What is needed —
Whenever a line below includes the word "text", copy that line.

───

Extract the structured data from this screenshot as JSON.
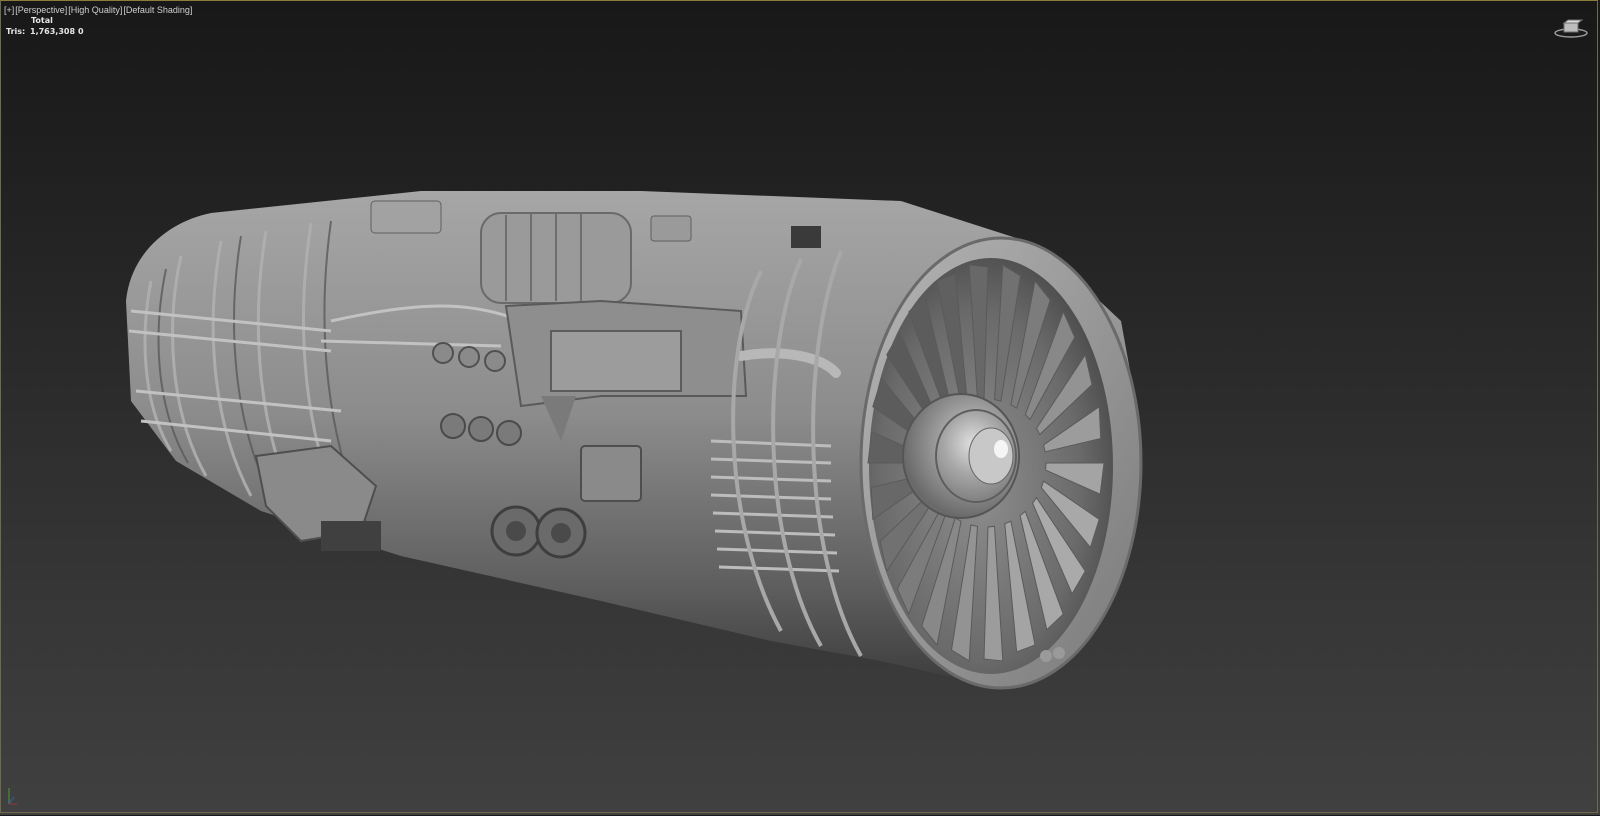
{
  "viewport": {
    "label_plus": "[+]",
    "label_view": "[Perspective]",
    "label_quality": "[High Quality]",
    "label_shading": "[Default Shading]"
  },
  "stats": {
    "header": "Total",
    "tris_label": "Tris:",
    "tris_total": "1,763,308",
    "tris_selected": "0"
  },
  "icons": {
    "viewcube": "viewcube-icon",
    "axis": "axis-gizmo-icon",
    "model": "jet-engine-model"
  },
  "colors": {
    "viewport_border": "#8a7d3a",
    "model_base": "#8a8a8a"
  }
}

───

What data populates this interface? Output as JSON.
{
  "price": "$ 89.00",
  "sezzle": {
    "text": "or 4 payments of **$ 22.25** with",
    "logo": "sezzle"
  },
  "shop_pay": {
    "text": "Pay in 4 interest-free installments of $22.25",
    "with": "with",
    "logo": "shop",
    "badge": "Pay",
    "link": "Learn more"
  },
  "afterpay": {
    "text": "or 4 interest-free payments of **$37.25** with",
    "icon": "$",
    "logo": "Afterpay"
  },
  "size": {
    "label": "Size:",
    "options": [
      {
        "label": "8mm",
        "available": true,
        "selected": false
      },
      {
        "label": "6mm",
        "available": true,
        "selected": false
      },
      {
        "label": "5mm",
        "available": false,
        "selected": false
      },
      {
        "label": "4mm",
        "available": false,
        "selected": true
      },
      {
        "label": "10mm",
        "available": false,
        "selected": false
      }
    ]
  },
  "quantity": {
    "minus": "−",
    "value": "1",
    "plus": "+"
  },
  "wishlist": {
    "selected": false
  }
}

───

Output of the exercise —
    "text": "or 4 payments of **$ 22.25** with",
    "text": "Pay in 4 interest-free installments of $22.25",
    "text": "or 4 interest-free payments of **$37.25** with",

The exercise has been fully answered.